According to The Fisher Center for Alzheimer's Research Foundation (2004), five drugs have been approved by the U. S. Food and Drug Administration (FDA) for treating the cognitive symptoms of Alzheimer's disease. 'Exelon (approved in 2000), Aricept (approved in 1996) and Connex (approved in 1993) belong to a class of drugs known as cholinesterase inhibitors'.
None of these drugs will halt the progression of the disease. Each acts in a different way to increase the brain's supply of acetylcholine, a chemical in the brain that facilitates communication among nerve cells and is important for memory. People with Alzheimer's appear to have a shortage of acetylcholine. 'The newest drug, Galant amine, known as Remi nyl (approved in 2001), makes the brain cells more receptive to acetylcholine which boosts the brain's supply' (Willett, 2002).
Another drug, 'Name nda (approved in 2003) shields brain cells from overexposure to another neurotransmitter called glutamate'. Scientists believe that the excess levels of glutamate seem to aid in the death of brain cells amongst Alzheimer's patients. 'There is no known way to prevent Alzheimer's disease. However, scientists believe that antioxidants such as Vitamin E and anti-inflammatory drugs such as ibuprofen may reduce the risk of contracting the disease' (Willett, 2002).
The research of Alzheimer! |s and a cure for the disease has been increasingly important. Organizations like the Ronald & Nancy Reagan Research Institute have lent grants to help aid in finding a cure (H. R. S. A. awards).
Since 1994 when former president Ronald Reagan was diagnosed with disease, it has been a major news headline ever since. There are thousands of organizations and webpage! |s on the internet that are filled with valuable information helping the public be aware of this disease, what the signs are, and where to go for help. With our baby-boomers aging, the disease is sure to emerge more in the next couple of years. Alzheimer! |s disease has touched many people since its discovery by Alois Alzheimer. Its effects on the brain cause its victims to lose some, if not most of their memory. This causes the patient to forget things such as who and where they are, who their relatives are, how to get home, or even when or how to eat.
It is a personal tragedy for the patient as well as for those whom love and bear the burden of caring for them. Alzheimer! |s disease is a slow, progressive disease with no known cure.
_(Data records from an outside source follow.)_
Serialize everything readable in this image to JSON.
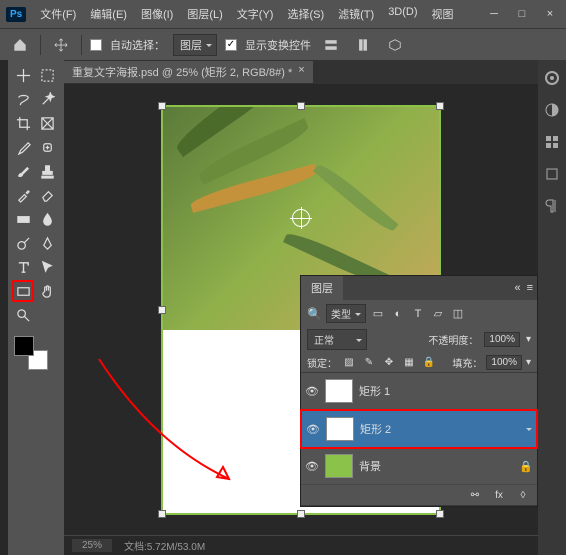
{
  "titlebar": {
    "badge": "Ps"
  },
  "menu": {
    "file": "文件(F)",
    "edit": "编辑(E)",
    "image": "图像(I)",
    "layer": "图层(L)",
    "type": "文字(Y)",
    "select": "选择(S)",
    "filter": "滤镜(T)",
    "threeD": "3D(D)",
    "view": "视图"
  },
  "options": {
    "autoSelectLabel": "自动选择：",
    "autoSelectTarget": "图层",
    "showTransformControls": "显示变换控件"
  },
  "document": {
    "tabTitle": "重复文字海报.psd @ 25% (矩形 2, RGB/8#) *",
    "tabClose": "×",
    "zoom": "25%",
    "docInfo": "文档:5.72M/53.0M"
  },
  "panel": {
    "title": "图层",
    "filterType": "类型",
    "blendMode": "正常",
    "opacityLabel": "不透明度：",
    "opacityVal": "100%",
    "lockLabel": "锁定：",
    "fillLabel": "填充：",
    "fillVal": "100%",
    "layers": [
      {
        "name": "矩形 1"
      },
      {
        "name": "矩形 2"
      },
      {
        "name": "背景"
      }
    ]
  }
}
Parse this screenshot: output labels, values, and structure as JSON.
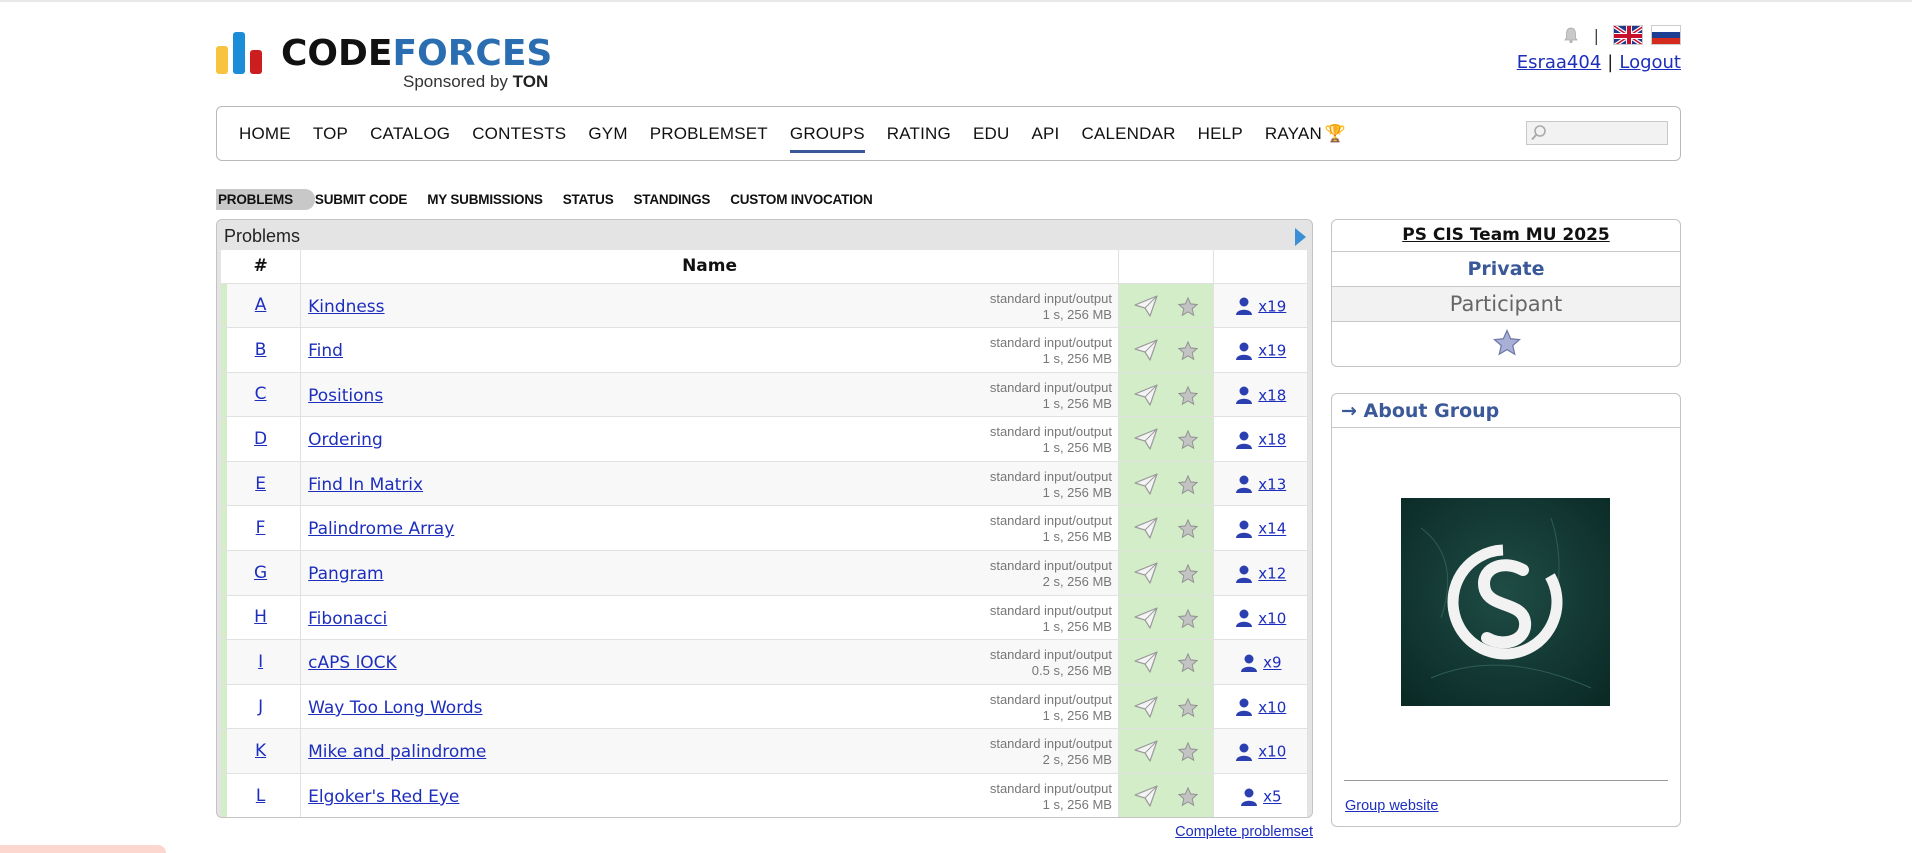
{
  "logo": {
    "code": "CODE",
    "forces": "FORCES",
    "sponsor_prefix": "Sponsored by",
    "sponsor_brand": "TON"
  },
  "header": {
    "separator": "|",
    "username": "Esraa404",
    "user_separator": "|",
    "logout": "Logout"
  },
  "menu": {
    "items": [
      "HOME",
      "TOP",
      "CATALOG",
      "CONTESTS",
      "GYM",
      "PROBLEMSET",
      "GROUPS",
      "RATING",
      "EDU",
      "API",
      "CALENDAR",
      "HELP",
      "RAYAN"
    ],
    "active": "GROUPS"
  },
  "submenu": {
    "items": [
      "PROBLEMS",
      "SUBMIT CODE",
      "MY SUBMISSIONS",
      "STATUS",
      "STANDINGS",
      "CUSTOM INVOCATION"
    ],
    "active": "PROBLEMS"
  },
  "problems": {
    "title": "Problems",
    "columns": {
      "index": "#",
      "name": "Name"
    },
    "rows": [
      {
        "idx": "A",
        "name": "Kindness",
        "io": "standard input/output",
        "limits": "1 s, 256 MB",
        "solved": "x19"
      },
      {
        "idx": "B",
        "name": "Find",
        "io": "standard input/output",
        "limits": "1 s, 256 MB",
        "solved": "x19"
      },
      {
        "idx": "C",
        "name": "Positions",
        "io": "standard input/output",
        "limits": "1 s, 256 MB",
        "solved": "x18"
      },
      {
        "idx": "D",
        "name": "Ordering",
        "io": "standard input/output",
        "limits": "1 s, 256 MB",
        "solved": "x18"
      },
      {
        "idx": "E",
        "name": "Find In Matrix",
        "io": "standard input/output",
        "limits": "1 s, 256 MB",
        "solved": "x13"
      },
      {
        "idx": "F",
        "name": "Palindrome Array",
        "io": "standard input/output",
        "limits": "1 s, 256 MB",
        "solved": "x14"
      },
      {
        "idx": "G",
        "name": "Pangram",
        "io": "standard input/output",
        "limits": "2 s, 256 MB",
        "solved": "x12"
      },
      {
        "idx": "H",
        "name": "Fibonacci",
        "io": "standard input/output",
        "limits": "1 s, 256 MB",
        "solved": "x10"
      },
      {
        "idx": "I",
        "name": "cAPS lOCK",
        "io": "standard input/output",
        "limits": "0.5 s, 256 MB",
        "solved": "x9"
      },
      {
        "idx": "J",
        "name": "Way Too Long Words",
        "io": "standard input/output",
        "limits": "1 s, 256 MB",
        "solved": "x10"
      },
      {
        "idx": "K",
        "name": "Mike and palindrome",
        "io": "standard input/output",
        "limits": "2 s, 256 MB",
        "solved": "x10"
      },
      {
        "idx": "L",
        "name": "Elgoker's Red Eye",
        "io": "standard input/output",
        "limits": "1 s, 256 MB",
        "solved": "x5"
      }
    ],
    "complete_link": "Complete problemset"
  },
  "group_box": {
    "name": "PS CIS Team MU 2025",
    "visibility": "Private",
    "role": "Participant"
  },
  "about_box": {
    "title": "→ About Group",
    "website_link": "Group website"
  },
  "colors": {
    "accent": "#3b5998",
    "link": "#1d2ebd",
    "accepted_bg": "#d4edc9"
  }
}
The treatment for Alzheimer's is still in the early stages but there are many drug treatments available which help slow its progression, and help with cognitive functions. As our population ages, Alzheimer! |s is only a tragedy that will affect more and more people.